> _Dataset extract_
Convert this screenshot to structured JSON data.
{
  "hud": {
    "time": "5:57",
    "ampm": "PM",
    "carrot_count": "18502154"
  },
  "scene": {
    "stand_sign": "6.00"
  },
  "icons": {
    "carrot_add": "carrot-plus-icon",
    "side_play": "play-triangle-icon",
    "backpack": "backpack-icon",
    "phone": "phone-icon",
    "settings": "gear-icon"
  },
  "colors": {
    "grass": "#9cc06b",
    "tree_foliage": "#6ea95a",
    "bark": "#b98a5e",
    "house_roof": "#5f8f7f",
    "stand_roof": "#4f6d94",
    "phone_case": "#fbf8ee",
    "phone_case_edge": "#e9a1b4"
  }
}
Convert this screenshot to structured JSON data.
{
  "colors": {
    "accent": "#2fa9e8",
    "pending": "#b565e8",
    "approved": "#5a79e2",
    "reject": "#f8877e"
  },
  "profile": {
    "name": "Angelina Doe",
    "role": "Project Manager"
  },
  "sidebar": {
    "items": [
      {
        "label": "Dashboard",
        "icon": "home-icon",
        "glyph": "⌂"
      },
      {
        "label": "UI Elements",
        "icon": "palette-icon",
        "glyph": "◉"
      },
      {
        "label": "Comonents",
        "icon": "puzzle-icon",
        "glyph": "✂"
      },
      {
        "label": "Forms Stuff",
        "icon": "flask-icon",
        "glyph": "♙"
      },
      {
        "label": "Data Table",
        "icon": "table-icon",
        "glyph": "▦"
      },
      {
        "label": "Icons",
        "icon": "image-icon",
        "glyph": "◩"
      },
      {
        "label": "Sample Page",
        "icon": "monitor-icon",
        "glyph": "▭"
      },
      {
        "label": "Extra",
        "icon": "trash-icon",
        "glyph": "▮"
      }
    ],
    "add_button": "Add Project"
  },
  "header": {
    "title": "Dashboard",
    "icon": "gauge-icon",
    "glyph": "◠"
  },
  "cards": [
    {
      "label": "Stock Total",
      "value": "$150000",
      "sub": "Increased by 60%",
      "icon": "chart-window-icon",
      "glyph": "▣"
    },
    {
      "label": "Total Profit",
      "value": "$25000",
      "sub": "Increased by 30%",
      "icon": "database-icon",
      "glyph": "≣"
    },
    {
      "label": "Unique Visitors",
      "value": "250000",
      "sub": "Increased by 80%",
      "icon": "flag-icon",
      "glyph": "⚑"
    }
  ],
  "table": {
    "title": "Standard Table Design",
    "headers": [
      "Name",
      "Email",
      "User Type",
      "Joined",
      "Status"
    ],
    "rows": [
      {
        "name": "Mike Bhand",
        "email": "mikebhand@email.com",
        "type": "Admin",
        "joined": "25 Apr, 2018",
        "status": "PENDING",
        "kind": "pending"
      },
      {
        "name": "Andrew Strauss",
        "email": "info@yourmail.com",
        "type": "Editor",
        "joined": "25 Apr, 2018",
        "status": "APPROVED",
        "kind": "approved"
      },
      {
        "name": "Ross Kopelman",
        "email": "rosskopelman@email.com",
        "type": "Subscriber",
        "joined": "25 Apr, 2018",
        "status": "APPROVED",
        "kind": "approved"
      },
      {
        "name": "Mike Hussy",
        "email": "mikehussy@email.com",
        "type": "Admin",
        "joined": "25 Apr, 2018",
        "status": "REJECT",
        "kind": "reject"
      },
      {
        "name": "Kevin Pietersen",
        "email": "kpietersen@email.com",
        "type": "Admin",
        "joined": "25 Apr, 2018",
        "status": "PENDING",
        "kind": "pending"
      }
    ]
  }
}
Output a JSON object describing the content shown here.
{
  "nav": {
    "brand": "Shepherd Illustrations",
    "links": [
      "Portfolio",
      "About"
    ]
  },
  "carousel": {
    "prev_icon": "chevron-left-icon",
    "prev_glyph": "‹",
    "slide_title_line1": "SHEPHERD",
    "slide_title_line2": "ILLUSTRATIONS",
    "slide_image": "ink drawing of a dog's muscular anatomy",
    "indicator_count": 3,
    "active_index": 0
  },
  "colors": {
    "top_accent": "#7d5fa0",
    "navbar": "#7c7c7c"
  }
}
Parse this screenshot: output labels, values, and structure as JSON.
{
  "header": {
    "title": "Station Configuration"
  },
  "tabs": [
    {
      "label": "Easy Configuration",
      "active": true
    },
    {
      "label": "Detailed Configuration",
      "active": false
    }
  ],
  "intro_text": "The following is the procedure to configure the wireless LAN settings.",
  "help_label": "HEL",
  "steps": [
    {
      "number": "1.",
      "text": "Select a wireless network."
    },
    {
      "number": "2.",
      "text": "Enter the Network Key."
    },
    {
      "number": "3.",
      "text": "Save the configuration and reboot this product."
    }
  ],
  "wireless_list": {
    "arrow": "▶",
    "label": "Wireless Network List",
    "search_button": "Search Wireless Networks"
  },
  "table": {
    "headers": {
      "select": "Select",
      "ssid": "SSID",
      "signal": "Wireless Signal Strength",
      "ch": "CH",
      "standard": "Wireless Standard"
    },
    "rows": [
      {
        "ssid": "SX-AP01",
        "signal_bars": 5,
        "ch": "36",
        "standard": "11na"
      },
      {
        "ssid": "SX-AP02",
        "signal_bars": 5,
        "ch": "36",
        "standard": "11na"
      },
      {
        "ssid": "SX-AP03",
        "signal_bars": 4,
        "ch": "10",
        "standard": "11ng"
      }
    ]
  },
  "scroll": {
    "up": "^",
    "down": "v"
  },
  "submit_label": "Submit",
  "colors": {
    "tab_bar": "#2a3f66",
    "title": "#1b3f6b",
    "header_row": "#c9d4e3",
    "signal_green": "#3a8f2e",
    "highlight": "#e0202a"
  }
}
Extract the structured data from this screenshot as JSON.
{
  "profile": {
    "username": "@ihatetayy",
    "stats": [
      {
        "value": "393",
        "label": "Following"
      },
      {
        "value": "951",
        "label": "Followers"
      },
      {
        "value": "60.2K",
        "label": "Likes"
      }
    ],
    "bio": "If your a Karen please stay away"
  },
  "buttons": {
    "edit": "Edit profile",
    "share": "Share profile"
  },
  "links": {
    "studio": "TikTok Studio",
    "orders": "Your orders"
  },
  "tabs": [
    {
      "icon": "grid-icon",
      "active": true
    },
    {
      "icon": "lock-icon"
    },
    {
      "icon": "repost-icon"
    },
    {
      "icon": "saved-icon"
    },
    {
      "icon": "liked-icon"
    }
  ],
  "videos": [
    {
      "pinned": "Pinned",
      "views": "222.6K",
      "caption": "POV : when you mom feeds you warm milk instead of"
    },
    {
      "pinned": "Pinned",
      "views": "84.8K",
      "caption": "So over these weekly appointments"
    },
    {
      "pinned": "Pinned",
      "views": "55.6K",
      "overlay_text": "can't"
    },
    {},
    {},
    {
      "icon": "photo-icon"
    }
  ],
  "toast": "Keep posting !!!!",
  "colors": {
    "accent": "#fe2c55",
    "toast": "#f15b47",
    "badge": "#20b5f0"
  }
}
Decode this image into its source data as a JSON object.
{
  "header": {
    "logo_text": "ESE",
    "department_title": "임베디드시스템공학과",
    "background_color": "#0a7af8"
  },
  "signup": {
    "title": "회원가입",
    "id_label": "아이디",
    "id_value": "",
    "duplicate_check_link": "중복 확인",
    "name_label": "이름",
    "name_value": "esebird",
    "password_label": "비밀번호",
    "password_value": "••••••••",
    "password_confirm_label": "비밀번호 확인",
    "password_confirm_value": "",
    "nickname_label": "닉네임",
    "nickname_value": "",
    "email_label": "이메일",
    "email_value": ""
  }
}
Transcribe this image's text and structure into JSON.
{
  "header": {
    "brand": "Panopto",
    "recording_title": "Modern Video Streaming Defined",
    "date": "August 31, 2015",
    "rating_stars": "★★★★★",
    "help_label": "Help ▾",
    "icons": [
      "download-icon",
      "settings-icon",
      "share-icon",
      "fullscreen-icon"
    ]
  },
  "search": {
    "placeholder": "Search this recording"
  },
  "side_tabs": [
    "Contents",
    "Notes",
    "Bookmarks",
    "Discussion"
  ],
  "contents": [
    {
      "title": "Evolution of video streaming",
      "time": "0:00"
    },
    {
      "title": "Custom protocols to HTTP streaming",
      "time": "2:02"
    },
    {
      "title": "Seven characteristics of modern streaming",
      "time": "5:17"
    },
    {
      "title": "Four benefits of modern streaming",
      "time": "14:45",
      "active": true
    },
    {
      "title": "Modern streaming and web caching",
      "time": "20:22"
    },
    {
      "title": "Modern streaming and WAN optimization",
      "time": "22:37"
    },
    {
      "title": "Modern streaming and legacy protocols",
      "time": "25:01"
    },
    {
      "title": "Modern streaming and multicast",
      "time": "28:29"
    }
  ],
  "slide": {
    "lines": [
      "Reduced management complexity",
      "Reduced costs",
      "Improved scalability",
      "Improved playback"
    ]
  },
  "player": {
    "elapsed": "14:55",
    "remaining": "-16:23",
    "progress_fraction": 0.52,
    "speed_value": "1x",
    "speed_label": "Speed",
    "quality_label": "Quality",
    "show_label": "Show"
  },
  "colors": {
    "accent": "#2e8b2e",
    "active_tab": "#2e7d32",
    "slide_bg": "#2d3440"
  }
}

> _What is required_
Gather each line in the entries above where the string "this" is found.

> _Result below_
Convert this screenshot to structured JSON data.
Convert this screenshot to structured JSON data.
Parse this screenshot: output labels, values, and structure as JSON.
      "text": "Save the configuration and reboot this product."
Extract the structured data from this screenshot as JSON.
Decode this image into its source data as a JSON object.
Transcribe this image's text and structure into JSON.
    "placeholder": "Search this recording"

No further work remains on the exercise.